Exercise objective> Lines with the word "CATEGORY" in them must be copied from the records below.

Materials provided>
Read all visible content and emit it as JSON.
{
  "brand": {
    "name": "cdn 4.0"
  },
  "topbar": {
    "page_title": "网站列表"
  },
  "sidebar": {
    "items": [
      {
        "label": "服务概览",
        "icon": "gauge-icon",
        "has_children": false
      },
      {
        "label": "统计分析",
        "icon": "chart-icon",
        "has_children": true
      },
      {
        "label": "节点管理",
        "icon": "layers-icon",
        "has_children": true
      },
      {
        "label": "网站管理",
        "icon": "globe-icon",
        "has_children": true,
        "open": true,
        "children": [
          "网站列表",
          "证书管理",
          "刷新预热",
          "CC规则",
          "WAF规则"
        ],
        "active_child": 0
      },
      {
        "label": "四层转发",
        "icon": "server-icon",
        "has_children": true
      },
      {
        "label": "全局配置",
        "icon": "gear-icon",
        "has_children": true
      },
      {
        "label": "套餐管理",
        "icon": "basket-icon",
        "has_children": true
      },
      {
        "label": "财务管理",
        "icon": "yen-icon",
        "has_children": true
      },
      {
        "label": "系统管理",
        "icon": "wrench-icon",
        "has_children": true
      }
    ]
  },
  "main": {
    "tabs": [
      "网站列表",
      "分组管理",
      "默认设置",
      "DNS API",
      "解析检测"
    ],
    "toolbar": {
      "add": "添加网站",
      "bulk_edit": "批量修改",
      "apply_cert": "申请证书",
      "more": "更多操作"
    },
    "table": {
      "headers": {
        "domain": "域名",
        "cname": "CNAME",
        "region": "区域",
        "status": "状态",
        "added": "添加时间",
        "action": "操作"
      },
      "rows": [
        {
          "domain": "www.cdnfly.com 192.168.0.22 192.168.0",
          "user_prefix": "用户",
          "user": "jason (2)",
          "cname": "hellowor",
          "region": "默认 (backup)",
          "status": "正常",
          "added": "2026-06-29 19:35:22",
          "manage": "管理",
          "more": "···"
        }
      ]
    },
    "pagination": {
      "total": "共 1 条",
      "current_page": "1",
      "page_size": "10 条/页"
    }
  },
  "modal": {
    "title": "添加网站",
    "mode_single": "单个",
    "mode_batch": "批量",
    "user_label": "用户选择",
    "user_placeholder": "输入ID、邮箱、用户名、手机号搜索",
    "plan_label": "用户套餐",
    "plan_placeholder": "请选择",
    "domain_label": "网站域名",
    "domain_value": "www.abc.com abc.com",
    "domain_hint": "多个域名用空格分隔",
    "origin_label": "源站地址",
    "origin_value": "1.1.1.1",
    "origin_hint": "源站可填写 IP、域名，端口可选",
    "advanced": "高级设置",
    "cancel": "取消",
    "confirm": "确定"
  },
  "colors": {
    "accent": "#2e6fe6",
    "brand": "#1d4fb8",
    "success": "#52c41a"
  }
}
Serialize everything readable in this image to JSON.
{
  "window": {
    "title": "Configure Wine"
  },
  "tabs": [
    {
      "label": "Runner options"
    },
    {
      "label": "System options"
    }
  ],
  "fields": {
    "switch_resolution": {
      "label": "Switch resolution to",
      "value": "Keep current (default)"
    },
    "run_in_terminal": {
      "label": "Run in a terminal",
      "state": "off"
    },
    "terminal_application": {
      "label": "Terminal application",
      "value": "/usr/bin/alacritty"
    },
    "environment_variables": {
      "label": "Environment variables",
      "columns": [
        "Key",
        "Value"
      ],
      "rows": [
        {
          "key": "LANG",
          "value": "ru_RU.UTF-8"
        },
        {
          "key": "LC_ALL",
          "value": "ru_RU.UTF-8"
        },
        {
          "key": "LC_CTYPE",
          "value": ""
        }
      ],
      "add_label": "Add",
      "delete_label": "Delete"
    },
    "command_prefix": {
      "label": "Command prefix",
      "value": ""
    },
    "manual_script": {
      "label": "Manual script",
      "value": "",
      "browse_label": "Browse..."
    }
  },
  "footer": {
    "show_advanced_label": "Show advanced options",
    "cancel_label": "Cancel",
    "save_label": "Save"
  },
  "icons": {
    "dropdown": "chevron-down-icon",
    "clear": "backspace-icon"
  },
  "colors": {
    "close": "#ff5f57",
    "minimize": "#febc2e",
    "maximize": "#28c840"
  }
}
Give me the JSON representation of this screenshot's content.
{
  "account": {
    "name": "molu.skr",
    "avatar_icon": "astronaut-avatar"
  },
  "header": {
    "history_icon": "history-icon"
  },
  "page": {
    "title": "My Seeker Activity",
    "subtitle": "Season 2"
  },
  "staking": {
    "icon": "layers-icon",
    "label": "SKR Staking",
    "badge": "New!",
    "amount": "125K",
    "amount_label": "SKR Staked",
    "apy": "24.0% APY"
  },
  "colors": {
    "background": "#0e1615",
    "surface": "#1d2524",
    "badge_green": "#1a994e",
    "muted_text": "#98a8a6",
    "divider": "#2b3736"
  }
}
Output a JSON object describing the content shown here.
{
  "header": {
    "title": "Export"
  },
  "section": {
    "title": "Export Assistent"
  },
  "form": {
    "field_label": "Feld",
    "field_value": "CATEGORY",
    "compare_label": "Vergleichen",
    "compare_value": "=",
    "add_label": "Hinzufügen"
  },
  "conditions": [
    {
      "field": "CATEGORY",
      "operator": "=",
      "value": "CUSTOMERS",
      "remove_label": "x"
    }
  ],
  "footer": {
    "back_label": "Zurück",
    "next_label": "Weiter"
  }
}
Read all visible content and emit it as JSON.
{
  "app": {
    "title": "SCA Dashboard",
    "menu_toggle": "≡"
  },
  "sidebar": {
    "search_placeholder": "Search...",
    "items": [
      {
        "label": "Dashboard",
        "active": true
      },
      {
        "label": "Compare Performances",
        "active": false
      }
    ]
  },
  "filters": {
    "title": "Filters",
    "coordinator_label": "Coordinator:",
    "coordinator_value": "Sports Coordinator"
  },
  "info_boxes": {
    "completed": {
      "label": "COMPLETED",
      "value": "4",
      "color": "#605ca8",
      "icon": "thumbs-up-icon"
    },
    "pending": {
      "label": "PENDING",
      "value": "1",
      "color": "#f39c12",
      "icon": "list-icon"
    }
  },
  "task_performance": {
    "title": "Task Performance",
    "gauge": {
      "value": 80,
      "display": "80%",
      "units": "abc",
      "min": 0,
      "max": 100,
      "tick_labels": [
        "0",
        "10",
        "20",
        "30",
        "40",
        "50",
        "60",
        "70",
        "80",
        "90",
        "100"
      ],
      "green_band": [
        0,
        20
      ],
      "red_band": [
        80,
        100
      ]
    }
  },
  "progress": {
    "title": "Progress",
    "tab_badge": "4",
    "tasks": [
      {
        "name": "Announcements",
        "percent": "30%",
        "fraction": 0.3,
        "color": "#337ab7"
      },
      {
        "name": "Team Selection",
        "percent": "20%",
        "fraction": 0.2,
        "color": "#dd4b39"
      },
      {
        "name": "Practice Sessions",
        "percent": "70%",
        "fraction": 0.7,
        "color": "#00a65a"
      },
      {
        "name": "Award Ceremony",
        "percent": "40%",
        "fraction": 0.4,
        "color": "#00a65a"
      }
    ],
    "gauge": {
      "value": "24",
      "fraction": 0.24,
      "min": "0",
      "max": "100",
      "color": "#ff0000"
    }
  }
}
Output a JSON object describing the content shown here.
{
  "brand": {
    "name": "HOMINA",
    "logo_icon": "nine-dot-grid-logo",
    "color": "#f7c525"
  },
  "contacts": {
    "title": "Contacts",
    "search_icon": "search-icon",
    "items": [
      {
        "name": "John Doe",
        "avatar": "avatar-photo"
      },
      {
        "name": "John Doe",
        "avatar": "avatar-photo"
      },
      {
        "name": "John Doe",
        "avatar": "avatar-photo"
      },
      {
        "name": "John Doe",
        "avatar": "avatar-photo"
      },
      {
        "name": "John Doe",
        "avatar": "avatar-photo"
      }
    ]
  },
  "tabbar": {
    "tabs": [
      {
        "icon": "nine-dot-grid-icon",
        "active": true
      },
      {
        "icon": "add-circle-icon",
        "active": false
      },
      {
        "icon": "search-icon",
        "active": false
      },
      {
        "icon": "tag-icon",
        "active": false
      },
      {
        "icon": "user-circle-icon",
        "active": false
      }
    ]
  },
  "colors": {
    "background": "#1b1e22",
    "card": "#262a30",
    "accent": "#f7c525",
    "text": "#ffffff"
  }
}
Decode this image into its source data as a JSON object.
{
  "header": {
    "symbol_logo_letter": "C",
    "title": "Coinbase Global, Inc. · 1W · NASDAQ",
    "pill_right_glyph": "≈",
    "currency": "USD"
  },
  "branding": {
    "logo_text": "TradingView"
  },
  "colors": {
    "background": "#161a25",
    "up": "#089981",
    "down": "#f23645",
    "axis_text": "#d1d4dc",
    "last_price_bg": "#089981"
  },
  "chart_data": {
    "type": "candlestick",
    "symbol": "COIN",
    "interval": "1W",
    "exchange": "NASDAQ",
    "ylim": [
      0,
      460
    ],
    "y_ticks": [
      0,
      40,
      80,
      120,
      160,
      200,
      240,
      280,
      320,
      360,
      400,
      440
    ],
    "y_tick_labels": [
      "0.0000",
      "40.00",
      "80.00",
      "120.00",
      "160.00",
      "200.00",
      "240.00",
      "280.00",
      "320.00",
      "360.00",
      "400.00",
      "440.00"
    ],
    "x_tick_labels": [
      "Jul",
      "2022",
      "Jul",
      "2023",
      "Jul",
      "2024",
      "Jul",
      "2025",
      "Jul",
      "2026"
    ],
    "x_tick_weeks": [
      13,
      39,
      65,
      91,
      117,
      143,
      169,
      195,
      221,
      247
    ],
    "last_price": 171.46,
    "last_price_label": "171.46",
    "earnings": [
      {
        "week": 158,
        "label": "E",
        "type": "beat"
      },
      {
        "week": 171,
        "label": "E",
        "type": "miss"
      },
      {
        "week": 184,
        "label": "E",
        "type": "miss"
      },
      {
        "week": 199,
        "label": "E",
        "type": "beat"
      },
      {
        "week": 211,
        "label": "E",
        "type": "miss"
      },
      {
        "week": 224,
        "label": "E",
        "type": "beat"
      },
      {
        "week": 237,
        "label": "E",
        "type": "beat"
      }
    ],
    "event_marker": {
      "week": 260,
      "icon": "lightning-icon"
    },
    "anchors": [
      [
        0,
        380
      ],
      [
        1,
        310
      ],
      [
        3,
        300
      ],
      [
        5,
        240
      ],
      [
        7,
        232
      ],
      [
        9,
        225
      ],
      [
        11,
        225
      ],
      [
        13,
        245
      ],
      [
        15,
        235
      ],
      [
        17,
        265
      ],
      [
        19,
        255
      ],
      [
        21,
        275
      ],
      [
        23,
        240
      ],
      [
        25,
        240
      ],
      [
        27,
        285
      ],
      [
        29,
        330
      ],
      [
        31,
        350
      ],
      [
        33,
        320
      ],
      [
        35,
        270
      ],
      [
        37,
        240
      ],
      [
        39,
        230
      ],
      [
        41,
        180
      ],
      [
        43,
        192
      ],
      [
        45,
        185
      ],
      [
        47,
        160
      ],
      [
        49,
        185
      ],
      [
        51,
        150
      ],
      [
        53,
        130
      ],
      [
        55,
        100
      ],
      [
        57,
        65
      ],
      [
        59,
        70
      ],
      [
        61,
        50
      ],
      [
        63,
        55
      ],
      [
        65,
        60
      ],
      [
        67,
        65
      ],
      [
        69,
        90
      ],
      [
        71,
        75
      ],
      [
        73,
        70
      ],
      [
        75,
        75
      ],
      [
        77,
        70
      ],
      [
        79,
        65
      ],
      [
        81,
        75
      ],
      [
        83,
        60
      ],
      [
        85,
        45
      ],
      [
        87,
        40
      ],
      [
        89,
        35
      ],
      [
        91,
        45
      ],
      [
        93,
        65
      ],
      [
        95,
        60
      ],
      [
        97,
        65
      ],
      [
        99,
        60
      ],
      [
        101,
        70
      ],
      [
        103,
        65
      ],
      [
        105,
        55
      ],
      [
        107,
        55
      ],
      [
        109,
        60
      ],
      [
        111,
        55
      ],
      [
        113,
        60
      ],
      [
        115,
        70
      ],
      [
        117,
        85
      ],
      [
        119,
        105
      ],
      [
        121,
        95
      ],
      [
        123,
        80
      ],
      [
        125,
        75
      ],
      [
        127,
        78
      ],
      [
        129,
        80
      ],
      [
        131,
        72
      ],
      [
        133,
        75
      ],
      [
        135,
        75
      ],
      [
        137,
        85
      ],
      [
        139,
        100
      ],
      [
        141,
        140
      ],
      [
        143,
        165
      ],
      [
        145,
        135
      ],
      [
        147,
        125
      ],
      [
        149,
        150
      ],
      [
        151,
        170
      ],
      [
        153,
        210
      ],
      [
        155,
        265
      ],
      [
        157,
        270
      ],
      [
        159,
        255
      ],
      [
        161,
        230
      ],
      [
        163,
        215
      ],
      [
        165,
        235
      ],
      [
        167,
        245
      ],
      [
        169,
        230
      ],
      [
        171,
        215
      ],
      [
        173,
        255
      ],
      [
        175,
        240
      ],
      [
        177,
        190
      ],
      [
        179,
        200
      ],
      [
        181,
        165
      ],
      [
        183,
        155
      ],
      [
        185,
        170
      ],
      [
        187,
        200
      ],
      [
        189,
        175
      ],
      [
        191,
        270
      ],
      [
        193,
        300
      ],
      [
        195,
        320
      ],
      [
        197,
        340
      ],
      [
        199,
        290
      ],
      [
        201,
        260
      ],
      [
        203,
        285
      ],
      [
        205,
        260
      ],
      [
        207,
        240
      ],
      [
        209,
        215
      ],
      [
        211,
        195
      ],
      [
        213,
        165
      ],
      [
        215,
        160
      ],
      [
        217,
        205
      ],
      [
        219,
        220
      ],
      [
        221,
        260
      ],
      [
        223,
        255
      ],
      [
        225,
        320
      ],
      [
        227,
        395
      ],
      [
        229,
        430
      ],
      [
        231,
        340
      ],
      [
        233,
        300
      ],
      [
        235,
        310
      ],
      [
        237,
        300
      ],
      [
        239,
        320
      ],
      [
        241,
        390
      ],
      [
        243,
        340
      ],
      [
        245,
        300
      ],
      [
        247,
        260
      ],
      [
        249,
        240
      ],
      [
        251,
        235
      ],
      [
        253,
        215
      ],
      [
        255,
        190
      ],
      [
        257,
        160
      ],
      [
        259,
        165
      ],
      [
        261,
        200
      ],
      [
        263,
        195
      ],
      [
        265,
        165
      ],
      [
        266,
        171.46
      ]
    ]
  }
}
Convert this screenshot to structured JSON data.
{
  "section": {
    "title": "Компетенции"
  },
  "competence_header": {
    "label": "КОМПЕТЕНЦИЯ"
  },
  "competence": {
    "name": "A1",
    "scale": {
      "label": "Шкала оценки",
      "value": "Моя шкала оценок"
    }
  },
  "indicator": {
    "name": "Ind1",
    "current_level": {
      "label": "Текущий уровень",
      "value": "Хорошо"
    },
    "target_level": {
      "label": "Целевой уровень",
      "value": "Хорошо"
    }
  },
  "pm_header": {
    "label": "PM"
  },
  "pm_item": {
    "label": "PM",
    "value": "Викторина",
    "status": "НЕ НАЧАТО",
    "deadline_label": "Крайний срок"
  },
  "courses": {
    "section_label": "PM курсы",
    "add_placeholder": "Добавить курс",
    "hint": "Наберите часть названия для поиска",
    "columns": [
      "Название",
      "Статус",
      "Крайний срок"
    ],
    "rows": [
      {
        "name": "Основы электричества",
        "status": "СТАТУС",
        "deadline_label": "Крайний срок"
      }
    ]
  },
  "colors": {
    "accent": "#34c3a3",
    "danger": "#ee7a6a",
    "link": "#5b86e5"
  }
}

Solution>
    "field_value": "CATEGORY",
      "field": "CATEGORY",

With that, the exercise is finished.